join

The 5 Strongest Ways to Tie Ropes Together



Sharing buttons:

in this video I'm going to show you five

different ways to tie two ropes together

[Music]

the first one is going to be the blood

knot this one works really well for

monofilament lines but also works with

standard rope in light as well starting

with the working ends overlapping each

other and going up see ways you'll begin

to take the first working end and

looping itself around itself and the

other line it helps to keep that loops

tight and you'll do three to five loops

when you're done doing the loops you'll

tuck the working end between the two

lines
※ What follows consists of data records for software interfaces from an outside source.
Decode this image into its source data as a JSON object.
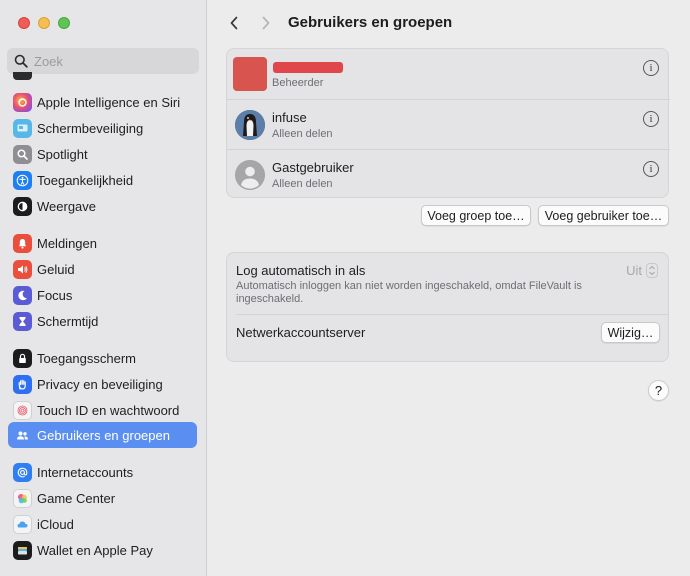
{
  "window": {
    "title": "Gebruikers en groepen"
  },
  "search": {
    "placeholder": "Zoek"
  },
  "sidebar": {
    "items": [
      {
        "label": "Apple Intelligence en Siri",
        "icon": "siri-icon",
        "color": "#c04fd6"
      },
      {
        "label": "Schermbeveiliging",
        "icon": "screensaver-icon",
        "color": "#5ab4ea"
      },
      {
        "label": "Spotlight",
        "icon": "spotlight-icon",
        "color": "#8e8e93"
      },
      {
        "label": "Toegankelijkheid",
        "icon": "accessibility-icon",
        "color": "#1f7ff0"
      },
      {
        "label": "Weergave",
        "icon": "appearance-icon",
        "color": "#1c1c1e"
      },
      {
        "label": "Meldingen",
        "icon": "notifications-icon",
        "color": "#ea4e3d"
      },
      {
        "label": "Geluid",
        "icon": "sound-icon",
        "color": "#ea4e3d"
      },
      {
        "label": "Focus",
        "icon": "focus-icon",
        "color": "#5b5bd6"
      },
      {
        "label": "Schermtijd",
        "icon": "screentime-icon",
        "color": "#5b5bd6"
      },
      {
        "label": "Toegangsscherm",
        "icon": "lock-screen-icon",
        "color": "#1c1c1e"
      },
      {
        "label": "Privacy en beveiliging",
        "icon": "privacy-hand-icon",
        "color": "#2f6ff2"
      },
      {
        "label": "Touch ID en wachtwoord",
        "icon": "fingerprint-icon",
        "color": "#f2f2f2"
      },
      {
        "label": "Gebruikers en groepen",
        "icon": "users-icon",
        "color": "#2f6ff2",
        "selected": true
      },
      {
        "label": "Internetaccounts",
        "icon": "at-icon",
        "color": "#2f7ff2"
      },
      {
        "label": "Game Center",
        "icon": "game-center-icon",
        "color": "#f2f2f2"
      },
      {
        "label": "iCloud",
        "icon": "icloud-icon",
        "color": "#f2f2f2"
      },
      {
        "label": "Wallet en Apple Pay",
        "icon": "wallet-icon",
        "color": "#1c1c1e"
      }
    ]
  },
  "users": [
    {
      "name": "",
      "role": "Beheerder",
      "redacted": true
    },
    {
      "name": "infuse",
      "role": "Alleen delen"
    },
    {
      "name": "Gastgebruiker",
      "role": "Alleen delen"
    }
  ],
  "buttons": {
    "add_group": "Voeg groep toe…",
    "add_user": "Voeg gebruiker toe…"
  },
  "auto_login": {
    "label": "Log automatisch in als",
    "value": "Uit",
    "description": "Automatisch inloggen kan niet worden ingeschakeld, omdat FileVault is ingeschakeld."
  },
  "network_account": {
    "label": "Netwerkaccountserver",
    "button": "Wijzig…"
  },
  "help": {
    "label": "?"
  },
  "colors": {
    "accent": "#5a8ff1",
    "redaction": "#e0474a"
  }
}
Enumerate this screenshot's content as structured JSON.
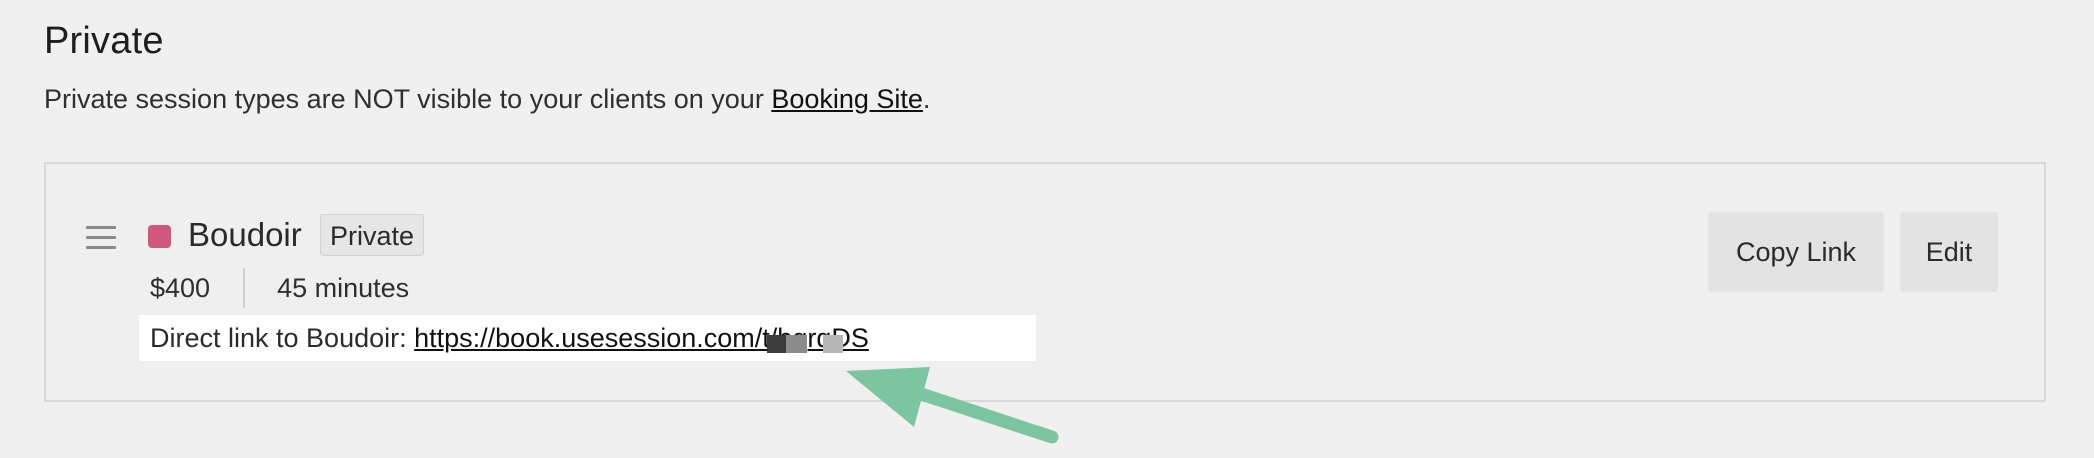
{
  "section": {
    "title": "Private",
    "description_prefix": "Private session types are NOT visible to your clients on your ",
    "booking_site_link": "Booking Site",
    "description_suffix": "."
  },
  "session": {
    "color": "#d0577e",
    "name": "Boudoir",
    "badge": "Private",
    "price": "$400",
    "duration": "45 minutes",
    "direct_link_label": "Direct link to Boudoir:",
    "direct_link_url": "https://book.usesession.com/t/bgrqDS"
  },
  "actions": {
    "copy_link_label": "Copy Link",
    "edit_label": "Edit"
  },
  "annotation": {
    "arrow_color": "#7cc5a1"
  }
}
[Music]

the next step is to mirror the other

side doing the exact same thing only

going the opposite direction

and you'll finish by tucking the working

end in the same fashion between the two

lines

[Music]

when you're done the working ends are

going to face opposite directions

[Music]

the next knot is the triple fisherman's

knot this is great for absorbing shock

and it uses the coils to absorb a lot of

the energy you could say it's more

cushion for the pushin and it's a reason

why a lot of climbers use this knot two

creatives you'll start in very much the

same way as a blood knot with the

working ends overlapping and pointing in

opposite directions you'll do three

wraps around itself and the other line

but instead of tucking the working end

between the two lines you're going to

weave it inside of the coil

[Music]

the same thing is done on the other side

going the opposite direction

[Music]

when you pull it tight and finish it off

the two coils are gonna fit nicely into

each other

you

[Music]

[Music]

the Flemish band or the figure-eight

Bend is a solid knot that can hold a lot

of weight to start the figure-eight

you'll begin with a bite and you'll

twist it twice once the bite is twisted

you'll reach through the eye and pull

the working in through it to create the

figure eight

[Music]

the working end of the second line

follows a line of the figure-eight

starting from the working end

[Music]

the finishing knot should be neat

without any crossing lines

you can do an overhand knot around the

standing end to finish the ends if you'd

like this helps secure everything and

it's also referred to as a safety knot

the sheet Bend is a good knot to tie

quickly and it's really easy to untie it

can also be used with two lines of

varying diameters you'll start with the

bite into the thicker line and with the

working end of the second line we'll

bring it through the eye of the bite

you'll take the working end of the

second line wrap itself around and tuck

it underneath itself

[Music]

to make this more secure pass the line

through itself a second time to turn it

into a double sheet Bend this knot is

good for two ropes of varying diameters

but if the difference of the diameters

is super drastic then the next bet is

the next knot which is the racking Bend

the racking Bend is a knot that I'd turn

to if the diameters are super different

such as a heaving line for pulling a

much heavier diameter rope the heavier

rope can be either on a bite or on a

loop not such as the figure 8 loop shown

here bring the working end of the

smaller diameter rope through the eye

and make a series of figure 8 weaves and

for this you will want three to five

laps

[Music]

to finish off the snot you'll tuck the

working end under the last wrap to keep

it secured

[Music]

be sure to check out my other videos on

wilderness survival knots and other cool

stuff if you haven't already please like

share and subscribe but as always take

care out there bye